_Problem requirements_. Could you find every line in the records below that contains the word "value" and copy it?

_Data for analysis_.
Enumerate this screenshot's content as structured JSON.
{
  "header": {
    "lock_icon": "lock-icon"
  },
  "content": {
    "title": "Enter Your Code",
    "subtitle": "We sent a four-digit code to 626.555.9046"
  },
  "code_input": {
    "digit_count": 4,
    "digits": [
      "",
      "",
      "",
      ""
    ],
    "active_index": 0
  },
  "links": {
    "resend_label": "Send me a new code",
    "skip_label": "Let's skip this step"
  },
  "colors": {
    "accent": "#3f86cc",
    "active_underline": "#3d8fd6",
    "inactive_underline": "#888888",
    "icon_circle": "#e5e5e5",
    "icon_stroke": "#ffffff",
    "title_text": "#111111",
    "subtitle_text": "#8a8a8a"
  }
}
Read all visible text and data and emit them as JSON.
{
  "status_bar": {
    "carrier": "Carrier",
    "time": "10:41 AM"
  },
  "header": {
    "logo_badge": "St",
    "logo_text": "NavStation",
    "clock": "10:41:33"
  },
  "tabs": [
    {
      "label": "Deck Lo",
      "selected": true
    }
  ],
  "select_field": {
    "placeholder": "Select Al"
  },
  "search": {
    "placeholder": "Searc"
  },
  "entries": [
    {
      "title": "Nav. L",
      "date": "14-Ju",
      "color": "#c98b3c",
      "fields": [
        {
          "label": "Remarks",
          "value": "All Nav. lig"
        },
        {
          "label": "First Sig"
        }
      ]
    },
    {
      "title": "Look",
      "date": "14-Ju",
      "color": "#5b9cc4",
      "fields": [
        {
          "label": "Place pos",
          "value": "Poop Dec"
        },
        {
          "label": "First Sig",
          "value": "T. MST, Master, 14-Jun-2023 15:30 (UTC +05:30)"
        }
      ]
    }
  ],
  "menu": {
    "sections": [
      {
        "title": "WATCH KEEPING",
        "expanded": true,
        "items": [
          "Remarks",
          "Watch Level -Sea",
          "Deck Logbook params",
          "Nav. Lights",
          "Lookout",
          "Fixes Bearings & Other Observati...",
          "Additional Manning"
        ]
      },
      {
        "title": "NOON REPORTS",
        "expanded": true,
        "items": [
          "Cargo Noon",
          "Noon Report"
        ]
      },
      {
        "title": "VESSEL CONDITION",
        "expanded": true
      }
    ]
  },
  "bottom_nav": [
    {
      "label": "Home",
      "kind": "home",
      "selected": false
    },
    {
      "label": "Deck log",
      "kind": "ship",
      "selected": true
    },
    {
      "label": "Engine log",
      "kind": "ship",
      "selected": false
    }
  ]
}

_Reply to the exercise_.
          "value": "All Nav. lig"
          "value": "Poop Dec"
          "value": "T. MST, Master, 14-Jun-2023 15:30 (UTC +05:30)"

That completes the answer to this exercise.